By Emmett Brennan

Six years ago I walked 200 miles through Payahuunadu (the Owens Valley, Eastern Sierras, California). I was participating in the second year of Walking Water. What a reverent group that was! Such a deep and shared care for water. I ended up learning a lot from them and that Valley.

The story of Payahuunadu and the quality of heart I found in those walkers was actually quite confronting. I’d just begun shooting a film about water and was immediately prodded to go deeper. To get closer. It took years to understand this, but my intention to create a transformational film would only succeed insofar as I myself was changed. My hardened heart needed to be truly touched by what I would eventually package for others.

This meant slowing down and expanding my perception of things. Going slow enough to notice the subtle things – the vast things. Slow enough to track the memories of a land and its people, its yearnings and celebrations, its wails and screams. And slow enough to simply gaze out… to contemplate the water that weaves together this show of forms.

The pace I’m speaking about is one of the gifts this pilgrimage offered, and it’s one of the reasons Walking Water has had such an important influence on my life and film. It’s contributed greatly to the continued dismembering of everything that keeps me feeling separate.

During a gentle reflection on some of these learnings, I began writing a poem. Here’s a current draft. It speaks of circles. You’ll find a few words on the film and it’s current status afterwards.

Thank you.

“Like a wave that pulses briefly into form,
life seems to froth and fold
into itself.

When the Unseen leaps
with spirited presence
into the domain of shapes,
the fiddlehead is unfurled.
It’s many arms are cast wide
with a performative longing that expresses
what’s never been.

And when the curtains close –
when the fern has crested into glory –
it is relieved of animation,
bowed down
and consumed by the roiling foam around it.

There is a gift in this going.

These discards of death,
the apparently seen and world-bound stuff
that remains when a wave returns home,
these remnants make our land thick
with fertility.

Flower dresses
shortly adorned
and softly undone
are draped to the floor
and kicked into the devouring spray
of a million wriggling critters
who make wombs of dead things.

You might say
the world is like a scattering of
in the intimacy of giving
become beckoning homes
for the knocking spirit.

To die into life
is to offer these fragments over to another.
to come together in conception
and make multitudes of one.

So it is
that an early ocean flicker
could drench the planet green…

is the enduring
that bends our world towards
And we of the human-kind
hold sway.

If lifting waves
were scooped up
and denied return,
soon the oceans would still.
Soon they would empty.

The same is true of life:
it’s the touch of return
that prods the ongoing.

So let us
encourage the ephemeral flutterings of form
to round back.
And let the hearts of our hands
for frayed and broken circles –
for the flattening influence
of humanity.

It’s here begins the mend.”

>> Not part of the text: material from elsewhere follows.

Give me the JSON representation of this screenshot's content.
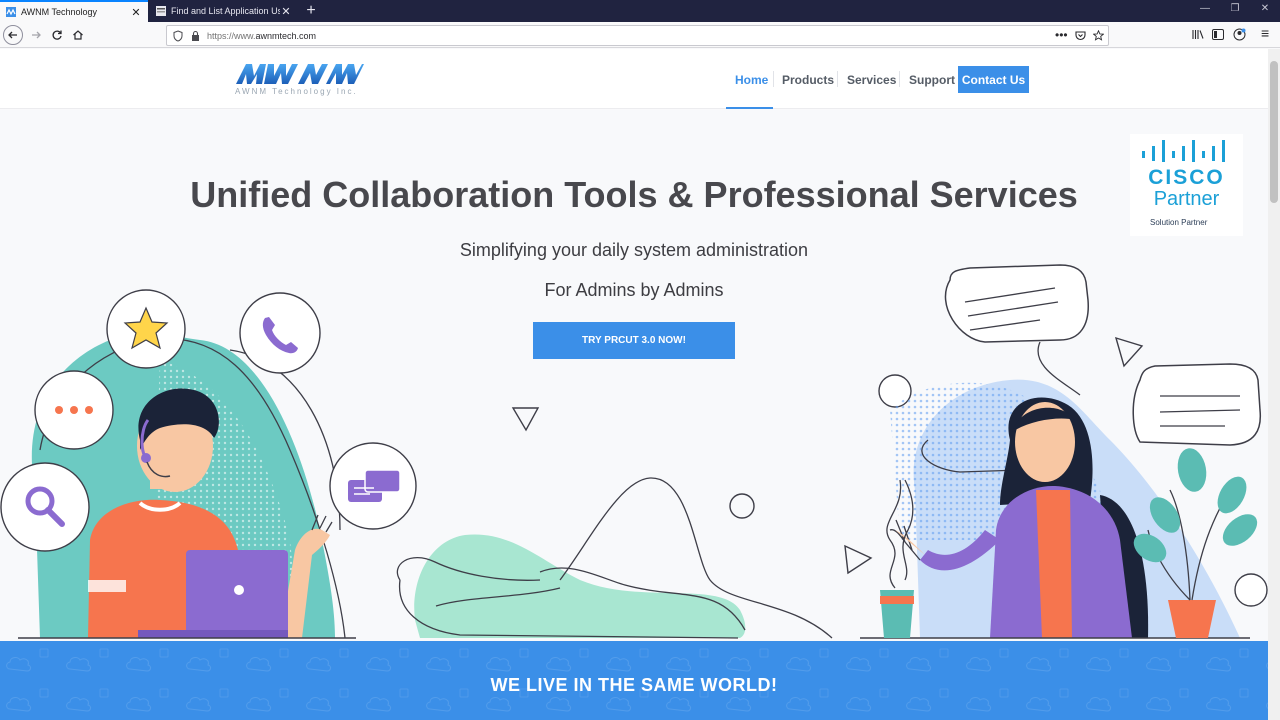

The film I’ve alluded to is called Reflection: a walk with water. It’s a feature length doc that looks at the weirding and eroding climate through the lens of water (and our relationship to it). Importantly, the film attempts to point towards pathways for healing. Walking Walking plays a significant role in the telling of this story and I’m forever grateful to them for all their support along the way.

We’ve had some exciting success so far. We world premiered at Tribeca in June of 2021 and had an original song written for the film by 5-time Grammy winning artist, Jacob Collier, who performed live at the premiere. We’ve gone on to play at a number of other great festivals and we’re slated for 31 runs on national French television – something like their equivalent of the Discovery Channel. We also have a sales team working to land the film a home on a major streaming service. The distribution process is not a straight line (at least not for most), so we’ll see how this ride unfolds. But I remain hopeful that the content of this film will reach the minds and hearts of many.

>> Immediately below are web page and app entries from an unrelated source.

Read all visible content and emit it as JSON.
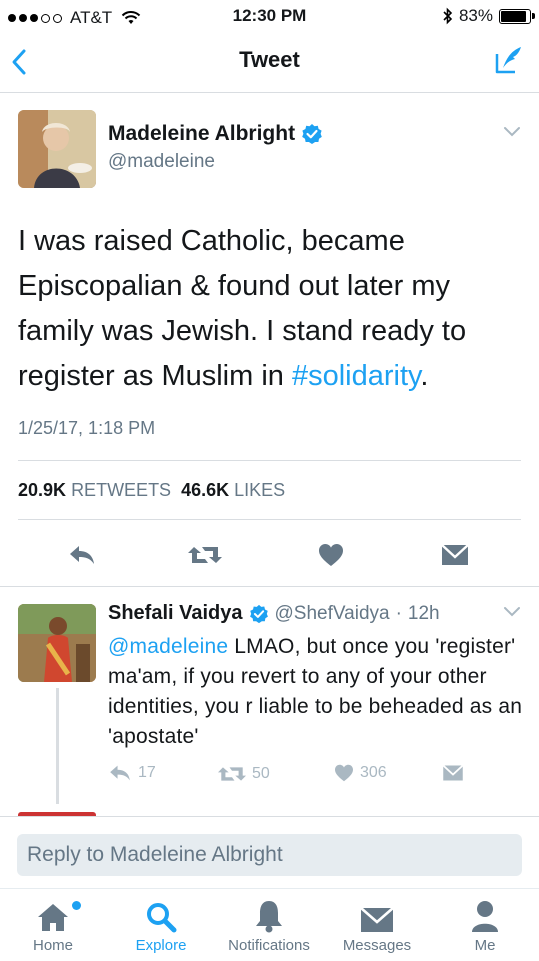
{
  "status_bar": {
    "carrier": "AT&T",
    "time": "12:30 PM",
    "battery": "83%",
    "battery_level": 0.83
  },
  "nav": {
    "title": "Tweet"
  },
  "tweet": {
    "author_name": "Madeleine Albright",
    "author_handle": "@madeleine",
    "text_before": "I was raised Catholic, became Episcopalian & found out later my family was Jewish. I stand ready to register as Muslim in ",
    "hashtag": "#solidarity",
    "text_after": ".",
    "timestamp": "1/25/17, 1:18 PM",
    "retweet_count": "20.9K",
    "retweets_label": "RETWEETS",
    "like_count": "46.6K",
    "likes_label": "LIKES"
  },
  "reply": {
    "author_name": "Shefali Vaidya",
    "author_handle": "@ShefVaidya",
    "separator": "·",
    "age": "12h",
    "mention": "@madeleine",
    "text": " LMAO, but once you 'register' ma'am, if you revert to any of your other identities, you r liable to be beheaded as an 'apostate'",
    "reply_count": "17",
    "retweet_count": "50",
    "like_count": "306"
  },
  "reply_box": {
    "placeholder": "Reply to Madeleine Albright"
  },
  "tabs": [
    {
      "label": "Home",
      "icon": "home-icon"
    },
    {
      "label": "Explore",
      "icon": "search-icon"
    },
    {
      "label": "Notifications",
      "icon": "bell-icon"
    },
    {
      "label": "Messages",
      "icon": "envelope-icon"
    },
    {
      "label": "Me",
      "icon": "person-icon"
    }
  ],
  "colors": {
    "accent": "#1da1f2",
    "text": "#14171a",
    "muted": "#657786",
    "icon_muted": "#aab8c2"
  }
}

May it be so.

Emmett Brennan is Director of Reflections:A Walk with Water